But, you know, one of the things that the polls also show is this definition of civil war doesn't change. If you take a look at the people who say civil war versus not civil war, they have the same set of attitudes that is largely pretty bleak on balance.

GWEN IFILL: Is there any way to compare this to what happened to public opinion during the Vietnam War?

ANDREW KOHUT: Well, one of the real findings to come out of our poll this month is that, for the first time since we've been asking the question -- and we started in mid-2004 -- Americans are now saying, "This is like Vietnam. We're not going to meet our objectives." We get a majority of people saying that.

And what it represents is, when Vietnam is used as the comparison, it's a tremendous symbol of American failure. And now people are -- a 52 percent majority are ascribing it to Iraq.

GWEN IFILL: So what's happened to the optimism? Do people think that the war is even worth fighting anymore?

ANDREW KOHUT: A very large percentage of them say this was not worth it. Now, there's still not a consensus about what to do, how quickly to get out. Among the people who say, "Get out now," we find many of those people say, "Well, I don't really mean now. I mean gradually."

Among the people who say, "We have to stay the course," almost half of them say, "We need a timetable."

The public wants something to happen. They recognize that the dangers -- or think there are dangers in precipitously rushing out of -- most think there are dangers in rushing out of Iraq, but they don't know what to think, and they don't provide a real -- there's not public opinion being fed back to the leaders that says, "This is the way to go."

Public frustration over war effort

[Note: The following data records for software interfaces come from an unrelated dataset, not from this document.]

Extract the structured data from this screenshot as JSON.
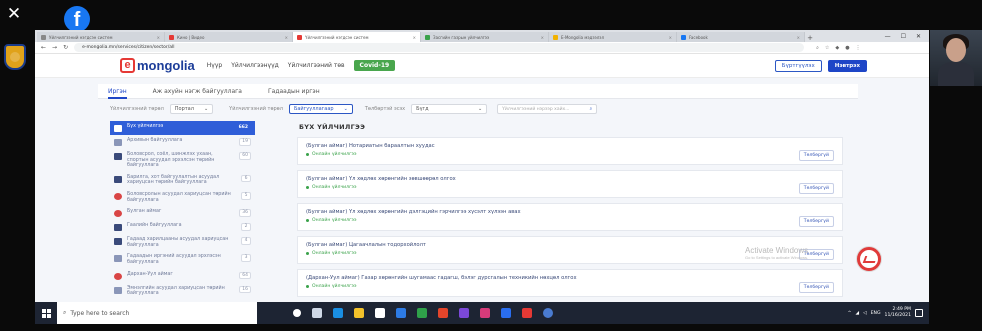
{
  "browser": {
    "tabs": [
      {
        "label": "Уйлчилгээний нэгдсэн систем",
        "active": false
      },
      {
        "label": "Кино | Видео",
        "active": false
      },
      {
        "label": "Үйлчилгээний нэгдсэн систем",
        "active": true
      },
      {
        "label": "Засгийн газрын үйлчилгээ",
        "active": false
      },
      {
        "label": "E-Mongolia мэдээлэл",
        "active": false
      },
      {
        "label": "Facebook",
        "active": false
      }
    ],
    "new_tab": "+",
    "url": "e-mongolia.mn/services/citizen/sector/all",
    "window_controls": [
      "—",
      "☐",
      "✕"
    ]
  },
  "site": {
    "logo_letter": "e",
    "logo_text": "mongolia",
    "nav": [
      "Нүүр",
      "Үйлчилгээнүүд",
      "Үйлчилгээний төв"
    ],
    "covid_label": "Covid-19",
    "register_label": "Бүртгүүлэх",
    "login_label": "Нэвтрэх"
  },
  "tabs": [
    "Иргэн",
    "Аж ахуйн нэгж байгууллага",
    "Гадаадын иргэн"
  ],
  "filters": {
    "type_label": "Үйлчилгээний төрөл",
    "type_value": "Портал",
    "service_label": "Үйлчилгээний төрөл",
    "service_value": "Байгууллагаар",
    "payment_label": "Төлбөртэй эсэх",
    "payment_value": "Бүгд",
    "search_placeholder": "Үйлчилгээний нэрээр хайх..."
  },
  "sidebar": {
    "items": [
      {
        "label": "Бүх үйлчилгээ",
        "count": "662",
        "active": true,
        "icon": "grid-icon"
      },
      {
        "label": "Архивын байгууллага",
        "count": "19",
        "icon": "archive-icon"
      },
      {
        "label": "Боловсрол, соёл, шинжлэх ухаан, спортын асуудал эрхэлсэн төрийн байгууллага",
        "count": "60",
        "icon": "school-icon"
      },
      {
        "label": "Барилга, хот байгуулалтын асуудал хариуцсан төрийн байгууллага",
        "count": "6",
        "icon": "building-icon"
      },
      {
        "label": "Боловсролын асуудал хариуцсан төрийн байгууллага",
        "count": "5",
        "icon": "book-icon"
      },
      {
        "label": "Булган аймаг",
        "count": "36",
        "icon": "emblem-icon"
      },
      {
        "label": "Гаалийн байгууллага",
        "count": "2",
        "icon": "customs-icon"
      },
      {
        "label": "Гадаад харилцааны асуудал хариуцсан байгууллага",
        "count": "4",
        "icon": "globe-icon"
      },
      {
        "label": "Гадаадын иргэний асуудал эрхлэсэн байгууллага",
        "count": "3",
        "icon": "passport-icon"
      },
      {
        "label": "Дархан-Уул аймаг",
        "count": "64",
        "icon": "emblem-icon"
      },
      {
        "label": "Эмнэлгийн асуудал хариуцсан төрийн байгууллага",
        "count": "16",
        "icon": "health-icon"
      }
    ]
  },
  "content": {
    "title": "БҮХ ҮЙЛЧИЛГЭЭ",
    "cards": [
      {
        "title": "(Булган аймаг) Нотариатын бараалтын хуудас",
        "tag": "Онлайн үйлчилгээ",
        "button": "Төлбөргүй"
      },
      {
        "title": "(Булган аймаг) Үл хөдлөх хөрөнгийн зөвшөөрөл олгох",
        "tag": "Онлайн үйлчилгээ",
        "button": "Төлбөргүй"
      },
      {
        "title": "(Булган аймаг) Үл хөдлөх хөрөнгийн дэлгэцийн гэрчилгээ хүсэлт хүлээн авах",
        "tag": "Онлайн үйлчилгээ",
        "button": "Төлбөргүй"
      },
      {
        "title": "(Булган аймаг) Цагаачлалын тодорхойлолт",
        "tag": "Онлайн үйлчилгээ",
        "button": "Төлбөргүй"
      },
      {
        "title": "(Дархан-Уул аймаг) Газар хөрөнгийн шугамаас гадагш, бэлэг дурсгалын техникийн нөхцөл олгох",
        "tag": "Онлайн үйлчилгээ",
        "button": "Төлбөргүй"
      }
    ]
  },
  "overlay": {
    "close": "✕",
    "fb": "f",
    "watermark_title": "Activate Windows",
    "watermark_sub": "Go to Settings to activate Windows."
  },
  "taskbar": {
    "search_placeholder": "Type here to search",
    "time": "2:49 PM",
    "date": "11/16/2021",
    "lang": "ENG"
  }
}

GWEN IFILL: How intense are the feelings that people are coming -- is this a mushy disapproval or is it pretty strong disapproval?

ANDREW KOHUT: It's very strong disapproval. The conflicted attitudes don't represent lack of thought, lack of conviction, or lack of concern. They represent real frustration and puzzlement as to what to do about this very bad situation.

GWEN IFILL: OK, so you talked about what people want to do, about they want a withdrawal of some kind, a timetable of some kind. Is anyone saying, "Get out now"?

ANDREW KOHUT: About 20 percent of the public is saying, "Get out now." It's largely Democrats; it's largely liberals. But a majority of the public are either saying, "Let's get out on a slower basis, or let's stay the course."

GWEN IFILL: And, as you look at what the president has to do next, I wonder whether people think, now with the Democratic Congress coming and taking charge, that this is a reason for optimism, that the Democrats have a better plan or that this president is able to work with the Democrats.

ANDREW KOHUT: It's pretty interesting. The FOX News poll found that the public doesn't have much more confidence in the Democrats than they have in Republicans. And the group that they have the most confidence to recommend the right thing are the generals.

That's the difference between this war and Vietnam. In Vietnam, the public lost its faith and confidence in the military. The public still looks at the military and says, "They probably know what to do," more confidence in the military to recommend things than the bipartisan Iraq Study Group, which means the president has a bit of leverage in turning to the military to come up with a -- to recommend a solution.

GWEN IFILL: But no confidence that the bipartisanship can extend to the president and Congress?

ANDREW KOHUT: Probably not, because Republicans and Democrats are so divided.

Although one of the things that the poll did show was that, even though there wasn't a great deal of attention paid to this report, there was bipartisan support for many of the main conclusions: negotiating with Syrian and Iran, 70 percent agreed with that idea; of jump-starting the Israeli-Palestinian talks and peace process; and making the military forces go into training mode rather than in combat.

So there was -- in a war where there's a lot of partisan divides, the study group did, in fact, recommend things that the Republicans and Democrats could agree on.

GWEN IFILL: OK, well, we'll see if any of it happens.